*** Begin section ***

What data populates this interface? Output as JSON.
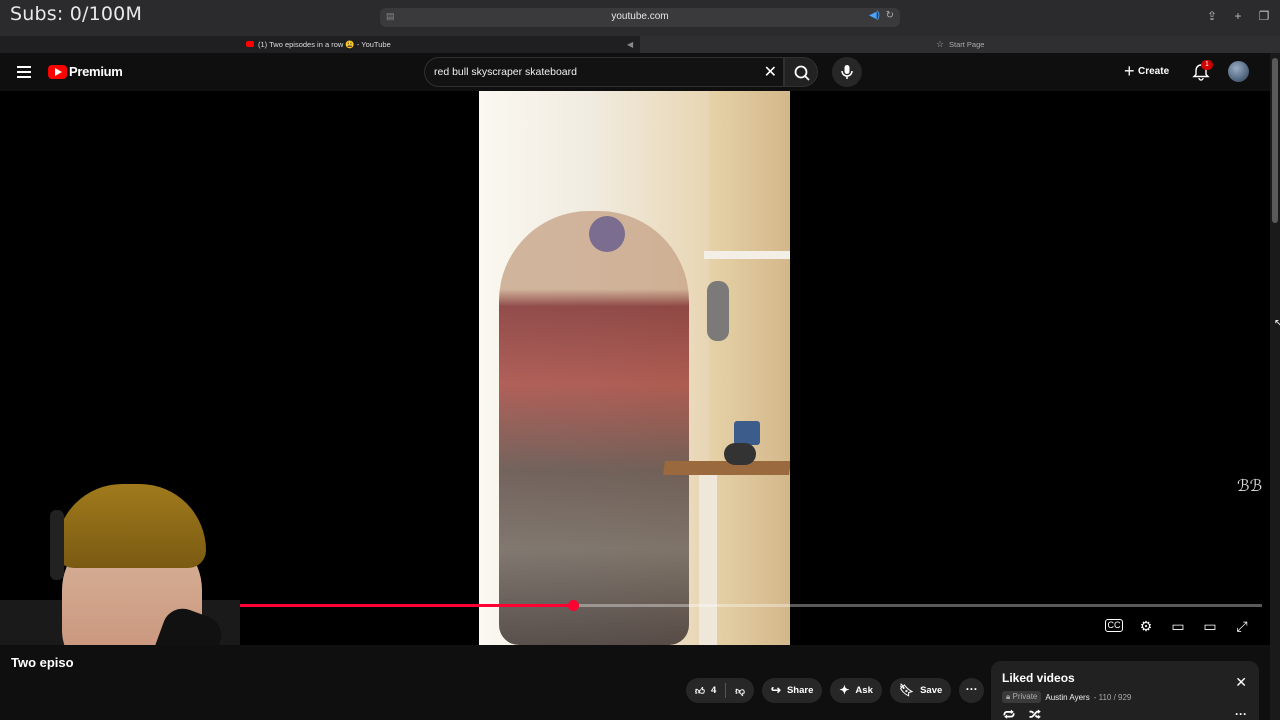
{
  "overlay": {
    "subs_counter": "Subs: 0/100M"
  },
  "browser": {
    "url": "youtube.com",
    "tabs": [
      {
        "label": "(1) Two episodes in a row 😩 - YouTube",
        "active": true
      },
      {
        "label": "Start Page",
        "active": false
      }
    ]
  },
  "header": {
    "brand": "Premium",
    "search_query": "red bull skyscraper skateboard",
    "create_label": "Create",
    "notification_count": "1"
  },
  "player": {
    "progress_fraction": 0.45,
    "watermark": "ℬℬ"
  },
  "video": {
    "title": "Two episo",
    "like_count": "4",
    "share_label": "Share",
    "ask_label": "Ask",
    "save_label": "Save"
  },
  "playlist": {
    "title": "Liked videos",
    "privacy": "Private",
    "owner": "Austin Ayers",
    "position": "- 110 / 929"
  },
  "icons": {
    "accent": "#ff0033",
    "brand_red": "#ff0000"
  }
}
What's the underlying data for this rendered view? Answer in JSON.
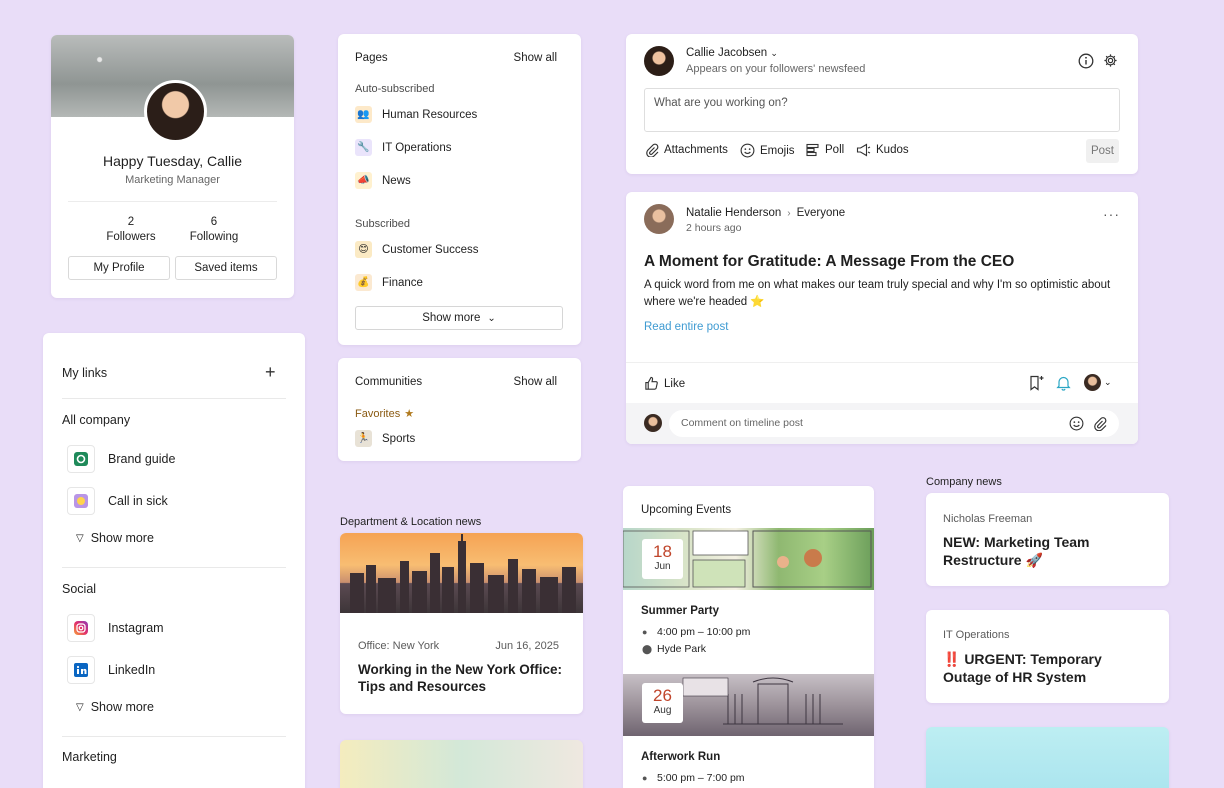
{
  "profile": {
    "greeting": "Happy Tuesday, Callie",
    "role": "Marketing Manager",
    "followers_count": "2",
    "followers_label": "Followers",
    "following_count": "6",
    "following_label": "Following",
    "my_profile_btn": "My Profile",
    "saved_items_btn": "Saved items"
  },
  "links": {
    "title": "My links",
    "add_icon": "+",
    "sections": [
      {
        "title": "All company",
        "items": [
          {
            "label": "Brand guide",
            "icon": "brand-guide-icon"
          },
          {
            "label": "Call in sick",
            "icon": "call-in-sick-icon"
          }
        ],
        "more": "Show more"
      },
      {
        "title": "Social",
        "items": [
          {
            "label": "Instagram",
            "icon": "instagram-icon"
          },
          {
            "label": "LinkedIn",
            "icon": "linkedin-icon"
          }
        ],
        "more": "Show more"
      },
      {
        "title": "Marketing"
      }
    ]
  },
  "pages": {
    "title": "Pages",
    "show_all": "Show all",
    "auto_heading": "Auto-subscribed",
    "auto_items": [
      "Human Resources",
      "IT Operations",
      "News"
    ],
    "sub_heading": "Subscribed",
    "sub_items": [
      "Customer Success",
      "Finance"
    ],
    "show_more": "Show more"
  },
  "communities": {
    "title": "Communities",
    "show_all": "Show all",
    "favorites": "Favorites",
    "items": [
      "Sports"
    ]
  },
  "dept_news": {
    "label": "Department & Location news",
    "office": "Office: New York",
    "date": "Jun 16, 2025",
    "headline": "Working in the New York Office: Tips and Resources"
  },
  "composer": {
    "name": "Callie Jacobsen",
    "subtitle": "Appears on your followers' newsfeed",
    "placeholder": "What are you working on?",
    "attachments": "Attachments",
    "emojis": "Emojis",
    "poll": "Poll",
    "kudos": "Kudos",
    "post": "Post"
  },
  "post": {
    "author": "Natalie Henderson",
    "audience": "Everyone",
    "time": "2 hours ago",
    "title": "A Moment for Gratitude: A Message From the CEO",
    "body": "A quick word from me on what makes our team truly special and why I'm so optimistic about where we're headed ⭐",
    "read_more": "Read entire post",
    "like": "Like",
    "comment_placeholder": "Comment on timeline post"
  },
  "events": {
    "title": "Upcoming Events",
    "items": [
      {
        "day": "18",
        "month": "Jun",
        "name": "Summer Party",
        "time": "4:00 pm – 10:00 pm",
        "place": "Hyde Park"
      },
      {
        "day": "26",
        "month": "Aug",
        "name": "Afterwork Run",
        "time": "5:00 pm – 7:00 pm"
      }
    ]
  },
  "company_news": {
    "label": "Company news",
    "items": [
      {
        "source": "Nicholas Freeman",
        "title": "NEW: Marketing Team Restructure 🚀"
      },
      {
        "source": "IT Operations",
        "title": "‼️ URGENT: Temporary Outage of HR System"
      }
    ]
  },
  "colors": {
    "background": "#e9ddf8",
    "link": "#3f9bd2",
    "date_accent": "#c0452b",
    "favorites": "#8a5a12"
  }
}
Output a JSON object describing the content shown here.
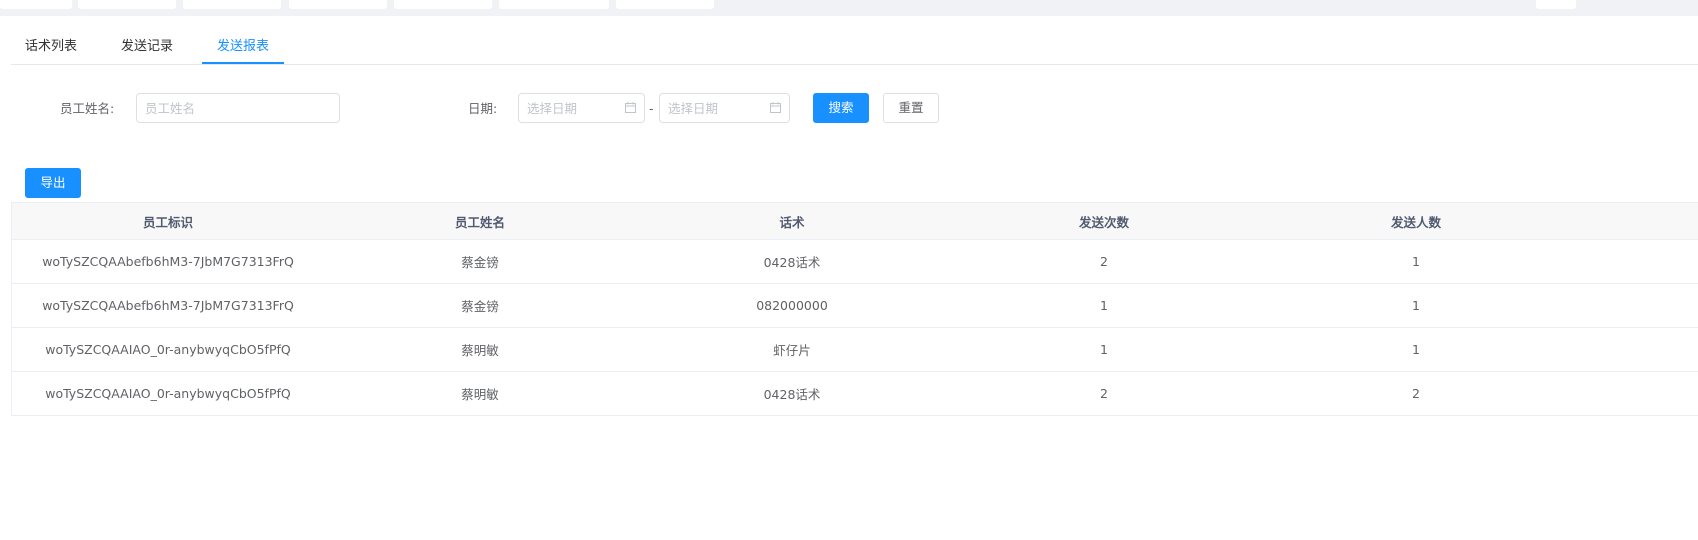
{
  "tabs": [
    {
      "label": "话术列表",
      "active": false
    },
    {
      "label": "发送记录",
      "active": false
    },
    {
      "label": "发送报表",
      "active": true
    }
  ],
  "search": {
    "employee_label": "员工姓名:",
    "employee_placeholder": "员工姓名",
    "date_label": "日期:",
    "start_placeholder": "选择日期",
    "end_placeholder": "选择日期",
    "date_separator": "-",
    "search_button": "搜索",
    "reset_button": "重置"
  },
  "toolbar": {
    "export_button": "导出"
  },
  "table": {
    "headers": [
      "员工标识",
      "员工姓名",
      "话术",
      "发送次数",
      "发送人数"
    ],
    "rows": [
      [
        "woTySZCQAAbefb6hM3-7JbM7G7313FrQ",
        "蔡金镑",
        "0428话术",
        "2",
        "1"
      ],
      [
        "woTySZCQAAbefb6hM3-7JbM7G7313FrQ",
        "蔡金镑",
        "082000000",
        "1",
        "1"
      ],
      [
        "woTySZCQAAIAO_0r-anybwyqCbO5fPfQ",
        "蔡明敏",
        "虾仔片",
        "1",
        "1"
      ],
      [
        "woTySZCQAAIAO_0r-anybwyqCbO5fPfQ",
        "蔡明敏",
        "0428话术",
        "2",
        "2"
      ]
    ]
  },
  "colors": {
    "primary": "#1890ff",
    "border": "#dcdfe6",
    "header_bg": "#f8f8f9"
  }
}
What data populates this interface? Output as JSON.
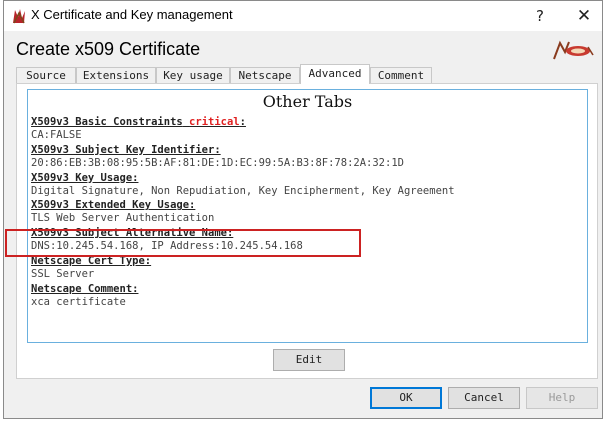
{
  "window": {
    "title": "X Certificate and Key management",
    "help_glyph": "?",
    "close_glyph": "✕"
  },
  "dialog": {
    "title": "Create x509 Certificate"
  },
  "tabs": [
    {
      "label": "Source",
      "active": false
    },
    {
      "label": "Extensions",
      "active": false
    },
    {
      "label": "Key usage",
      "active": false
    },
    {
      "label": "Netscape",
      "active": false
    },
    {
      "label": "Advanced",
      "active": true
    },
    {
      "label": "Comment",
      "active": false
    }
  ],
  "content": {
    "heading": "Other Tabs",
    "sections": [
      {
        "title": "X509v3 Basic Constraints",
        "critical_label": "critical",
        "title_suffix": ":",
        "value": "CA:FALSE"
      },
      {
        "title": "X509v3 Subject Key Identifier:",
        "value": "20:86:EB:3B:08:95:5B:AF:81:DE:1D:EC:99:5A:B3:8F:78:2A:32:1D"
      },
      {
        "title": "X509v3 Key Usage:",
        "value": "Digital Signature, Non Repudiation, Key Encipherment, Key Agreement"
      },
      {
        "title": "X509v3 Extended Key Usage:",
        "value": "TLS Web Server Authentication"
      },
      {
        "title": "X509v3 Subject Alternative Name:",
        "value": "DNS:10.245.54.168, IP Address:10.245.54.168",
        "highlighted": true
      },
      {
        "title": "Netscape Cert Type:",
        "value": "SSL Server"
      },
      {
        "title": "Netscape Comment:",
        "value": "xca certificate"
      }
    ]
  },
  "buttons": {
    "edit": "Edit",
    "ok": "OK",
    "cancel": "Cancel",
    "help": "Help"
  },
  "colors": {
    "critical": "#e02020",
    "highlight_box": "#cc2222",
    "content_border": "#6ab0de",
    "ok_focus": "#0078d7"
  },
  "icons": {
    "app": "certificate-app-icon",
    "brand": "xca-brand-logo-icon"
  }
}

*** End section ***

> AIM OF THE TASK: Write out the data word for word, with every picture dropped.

> THE ANSWER:
What data populates this interface? Output as JSON.
{
  "overlay": {
    "subs_counter": "Subs: 0/100M"
  },
  "browser": {
    "url": "youtube.com",
    "tabs": [
      {
        "label": "(1) Two episodes in a row 😩 - YouTube",
        "active": true
      },
      {
        "label": "Start Page",
        "active": false
      }
    ]
  },
  "header": {
    "brand": "Premium",
    "search_query": "red bull skyscraper skateboard",
    "create_label": "Create",
    "notification_count": "1"
  },
  "player": {
    "progress_fraction": 0.45,
    "watermark": "ℬℬ"
  },
  "video": {
    "title": "Two episo",
    "like_count": "4",
    "share_label": "Share",
    "ask_label": "Ask",
    "save_label": "Save"
  },
  "playlist": {
    "title": "Liked videos",
    "privacy": "Private",
    "owner": "Austin Ayers",
    "position": "- 110 / 929"
  },
  "icons": {
    "accent": "#ff0033",
    "brand_red": "#ff0000"
  }
}
What's the underlying data for this rendered view? Answer in JSON.
{
  "profile": {
    "greeting": "Happy Tuesday, Callie",
    "role": "Marketing Manager",
    "followers_count": "2",
    "followers_label": "Followers",
    "following_count": "6",
    "following_label": "Following",
    "my_profile_btn": "My Profile",
    "saved_items_btn": "Saved items"
  },
  "links": {
    "title": "My links",
    "add_icon": "+",
    "sections": [
      {
        "title": "All company",
        "items": [
          {
            "label": "Brand guide",
            "icon": "brand-guide-icon"
          },
          {
            "label": "Call in sick",
            "icon": "call-in-sick-icon"
          }
        ],
        "more": "Show more"
      },
      {
        "title": "Social",
        "items": [
          {
            "label": "Instagram",
            "icon": "instagram-icon"
          },
          {
            "label": "LinkedIn",
            "icon": "linkedin-icon"
          }
        ],
        "more": "Show more"
      },
      {
        "title": "Marketing"
      }
    ]
  },
  "pages": {
    "title": "Pages",
    "show_all": "Show all",
    "auto_heading": "Auto-subscribed",
    "auto_items": [
      "Human Resources",
      "IT Operations",
      "News"
    ],
    "sub_heading": "Subscribed",
    "sub_items": [
      "Customer Success",
      "Finance"
    ],
    "show_more": "Show more"
  },
  "communities": {
    "title": "Communities",
    "show_all": "Show all",
    "favorites": "Favorites",
    "items": [
      "Sports"
    ]
  },
  "dept_news": {
    "label": "Department & Location news",
    "office": "Office: New York",
    "date": "Jun 16, 2025",
    "headline": "Working in the New York Office: Tips and Resources"
  },
  "composer": {
    "name": "Callie Jacobsen",
    "subtitle": "Appears on your followers' newsfeed",
    "placeholder": "What are you working on?",
    "attachments": "Attachments",
    "emojis": "Emojis",
    "poll": "Poll",
    "kudos": "Kudos",
    "post": "Post"
  },
  "post": {
    "author": "Natalie Henderson",
    "audience": "Everyone",
    "time": "2 hours ago",
    "title": "A Moment for Gratitude: A Message From the CEO",
    "body": "A quick word from me on what makes our team truly special and why I'm so optimistic about where we're headed ⭐",
    "read_more": "Read entire post",
    "like": "Like",
    "comment_placeholder": "Comment on timeline post"
  },
  "events": {
    "title": "Upcoming Events",
    "items": [
      {
        "day": "18",
        "month": "Jun",
        "name": "Summer Party",
        "time": "4:00 pm – 10:00 pm",
        "place": "Hyde Park"
      },
      {
        "day": "26",
        "month": "Aug",
        "name": "Afterwork Run",
        "time": "5:00 pm – 7:00 pm"
      }
    ]
  },
  "company_news": {
    "label": "Company news",
    "items": [
      {
        "source": "Nicholas Freeman",
        "title": "NEW: Marketing Team Restructure 🚀"
      },
      {
        "source": "IT Operations",
        "title": "‼️ URGENT: Temporary Outage of HR System"
      }
    ]
  },
  "colors": {
    "background": "#e9ddf8",
    "link": "#3f9bd2",
    "date_accent": "#c0452b",
    "favorites": "#8a5a12"
  }
}
Output a JSON object describing the content shown here.
{
  "tabs": [
    {
      "label": "话术列表",
      "active": false
    },
    {
      "label": "发送记录",
      "active": false
    },
    {
      "label": "发送报表",
      "active": true
    }
  ],
  "search": {
    "employee_label": "员工姓名:",
    "employee_placeholder": "员工姓名",
    "date_label": "日期:",
    "start_placeholder": "选择日期",
    "end_placeholder": "选择日期",
    "date_separator": "-",
    "search_button": "搜索",
    "reset_button": "重置"
  },
  "toolbar": {
    "export_button": "导出"
  },
  "table": {
    "headers": [
      "员工标识",
      "员工姓名",
      "话术",
      "发送次数",
      "发送人数"
    ],
    "rows": [
      [
        "woTySZCQAAbefb6hM3-7JbM7G7313FrQ",
        "蔡金镑",
        "0428话术",
        "2",
        "1"
      ],
      [
        "woTySZCQAAbefb6hM3-7JbM7G7313FrQ",
        "蔡金镑",
        "082000000",
        "1",
        "1"
      ],
      [
        "woTySZCQAAIAO_0r-anybwyqCbO5fPfQ",
        "蔡明敏",
        "虾仔片",
        "1",
        "1"
      ],
      [
        "woTySZCQAAIAO_0r-anybwyqCbO5fPfQ",
        "蔡明敏",
        "0428话术",
        "2",
        "2"
      ]
    ]
  },
  "colors": {
    "primary": "#1890ff",
    "border": "#dcdfe6",
    "header_bg": "#f8f8f9"
  }
}
What data populates this interface? Output as JSON.
{
  "window": {
    "title": "X Certificate and Key management",
    "help_glyph": "?",
    "close_glyph": "✕"
  },
  "dialog": {
    "title": "Create x509 Certificate"
  },
  "tabs": [
    {
      "label": "Source",
      "active": false
    },
    {
      "label": "Extensions",
      "active": false
    },
    {
      "label": "Key usage",
      "active": false
    },
    {
      "label": "Netscape",
      "active": false
    },
    {
      "label": "Advanced",
      "active": true
    },
    {
      "label": "Comment",
      "active": false
    }
  ],
  "content": {
    "heading": "Other Tabs",
    "sections": [
      {
        "title": "X509v3 Basic Constraints",
        "critical_label": "critical",
        "title_suffix": ":",
        "value": "CA:FALSE"
      },
      {
        "title": "X509v3 Subject Key Identifier:",
        "value": "20:86:EB:3B:08:95:5B:AF:81:DE:1D:EC:99:5A:B3:8F:78:2A:32:1D"
      },
      {
        "title": "X509v3 Key Usage:",
        "value": "Digital Signature, Non Repudiation, Key Encipherment, Key Agreement"
      },
      {
        "title": "X509v3 Extended Key Usage:",
        "value": "TLS Web Server Authentication"
      },
      {
        "title": "X509v3 Subject Alternative Name:",
        "value": "DNS:10.245.54.168, IP Address:10.245.54.168",
        "highlighted": true
      },
      {
        "title": "Netscape Cert Type:",
        "value": "SSL Server"
      },
      {
        "title": "Netscape Comment:",
        "value": "xca certificate"
      }
    ]
  },
  "buttons": {
    "edit": "Edit",
    "ok": "OK",
    "cancel": "Cancel",
    "help": "Help"
  },
  "colors": {
    "critical": "#e02020",
    "highlight_box": "#cc2222",
    "content_border": "#6ab0de",
    "ok_focus": "#0078d7"
  },
  "icons": {
    "app": "certificate-app-icon",
    "brand": "xca-brand-logo-icon"
  }
}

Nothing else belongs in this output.